Machete is Real

Robert Rodriguez has seriously done a 180 on us, the man responsible for starting in low-budget filmmaking and making an awesome first film as a result (El Mariachi), only to eventually get big enough that he could develop his own studio and go on to make summer blockbusting hits (Spy Kids, Sin City), has turned his three-minute fake trailer from Grindhouse into a real-live chop ’em up film.

Yep, if you’ve seen Grindhouse, you know how awesome Planet Terror was (in comparison to the crescendo of a film Quentin Tarantino offered – Death Proof). Don’t get me wrong, Death Proof is awesome too, but not when played after Planet Terror. Those two films should not be played back-to-back. But I digress, if you’ve seen Grindhouse, you no doubt recall the story of Machete and who the titular character is; it was quite memorable for its purpose. Well, Danny Trejo is back for the feature and so are some other familiar faces.*

Hopefully though, before this hits theaters on Labor Day, Rodriguez will spend a little more money on it than it looks like he has, and at least get the post department (wait, isn’t that him?) to apply some more “dust and scratches” filter to this thing, cause right now it’s not looking so grindhousey, it’s just looking poorly made.

*Not to mention: Michelle Rodriguez, Jessica Alba, Robert De Niro, Lindsay Lohan, Steven Segal, Don Johnson, Rose McGowan, Tom Savini and Cheech Marin!

Grindhouse

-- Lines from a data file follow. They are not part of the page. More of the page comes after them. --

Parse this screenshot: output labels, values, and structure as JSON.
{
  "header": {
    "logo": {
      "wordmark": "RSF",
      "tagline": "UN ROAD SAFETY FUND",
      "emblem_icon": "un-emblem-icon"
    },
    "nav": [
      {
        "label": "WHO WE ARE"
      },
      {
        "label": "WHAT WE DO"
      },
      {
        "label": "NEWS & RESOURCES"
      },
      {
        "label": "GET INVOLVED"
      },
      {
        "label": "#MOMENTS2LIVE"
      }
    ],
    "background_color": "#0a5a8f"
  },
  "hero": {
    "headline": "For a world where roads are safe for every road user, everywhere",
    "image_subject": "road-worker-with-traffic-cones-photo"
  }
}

Before I heard that the Weinstein’s wanted to separate the conjoined filmic twins that are Death Proof and Planet Terror, I had almost forgotten I’d even saw and thoroughly enjoyed the exploitation opus. But to split the children up and take them away from their parent? For shame. The whole idea behind Quentin Tarantino and Robert Rodriguez’s double feature was to bring back the advent of the grindhouse theater.

A grindhouse theater was generally the name for a badly run theater which played numerous low budget, B-movie or exploitation films in such copious amounts and so often, that they were said to “grind” out of the projectors. Most famously found in New York City or Los Angeles, these theaters are (according to both directors) where they grew up, other than the drive-in theaters.

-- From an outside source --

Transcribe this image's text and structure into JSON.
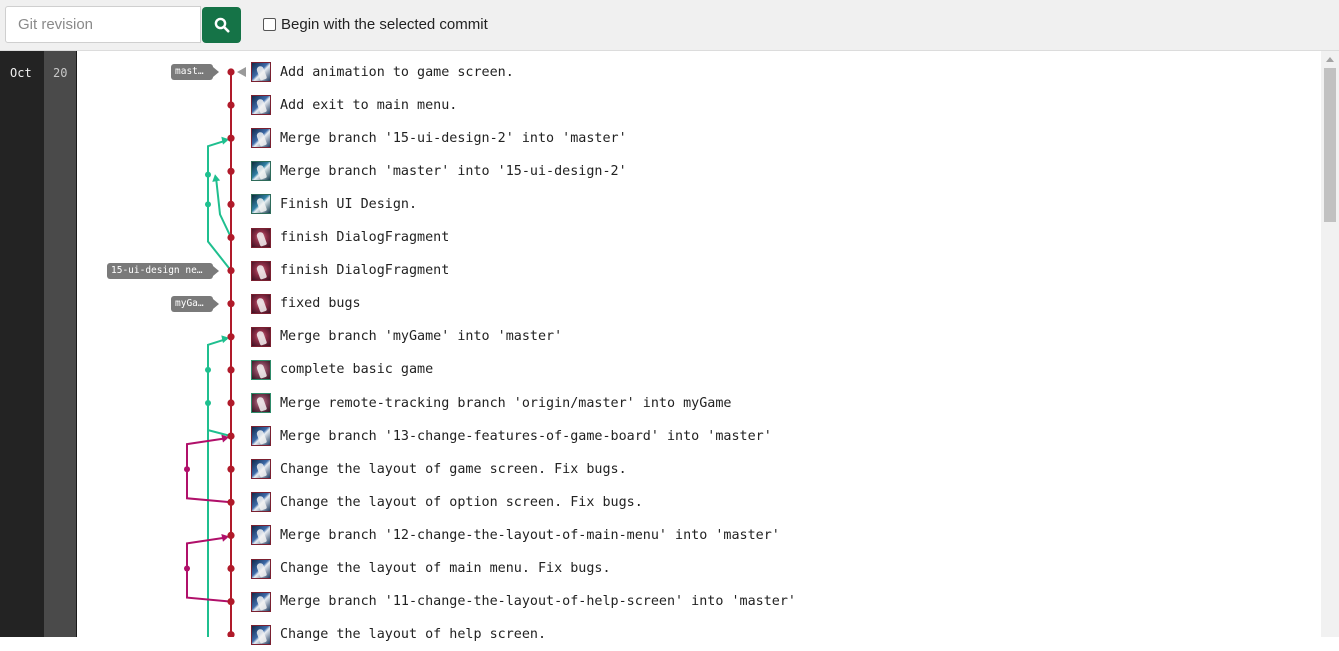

So, little explanation is needed to realize that Tarantino and Rodriguez’s idea for this film, was one of completion, even going so far as to fill the space between both films with fake trailers for horrific goodies such as “Werewolf Women of S.S.,” “Don’t,” and a fake commercial for the chicken restaurant down the street from the theater. Without the experience of watching these films as a double feature, the films themselves would be too disposable in the haphazard cinema of today.

Death Proof in the grand scheme of things really cannot be removed from this film because, unless Tarantino re-edits it, the pace is too meandering to be a palpable audience pleaser. There’s a nice payoff at the end, but the wait for it would be too long for an audience which only sat down thirty minutes ago, however, within the roomy confines of a three hour feature, it offers a great come-down from the preceding kill-fest Planet Terror.


Planet Terror
is the real “grindhouse” throwback here though, with its Hollywood actor cameos, excessive gore, dopey end-of-the-world plot, unusual-but-hip love story, stylized comedy and great use of distressed film stock. Rodriguez’s Terror could almost be cut from the same cloth as many of the late seventies, early eighties horror flicks which became so coveted during that time. But Tarantino’s entry with Death Proof is an important dissertation on women in exploitation films around about that same time.


There were a large number of exploitation films that tried to be serious or realistic. Likely inspired by the cinema of the time, largely handheld, avant-garde, gritty and realistic, these exploitative films just went the extra mile. Some were steeped in story and dialogue, losing all hope for being truly crowd pleasers even with the sporadic jaunts of sex or violence. Tarantino’s film takes the best of those and rolls them into one with his jazzy blend of Reservoir Dogs roundtable dialog, shifty chapter-like narrative, and blunt, plausible, ultra-violence.

Bottom line: See these films together, or don’t see them at all.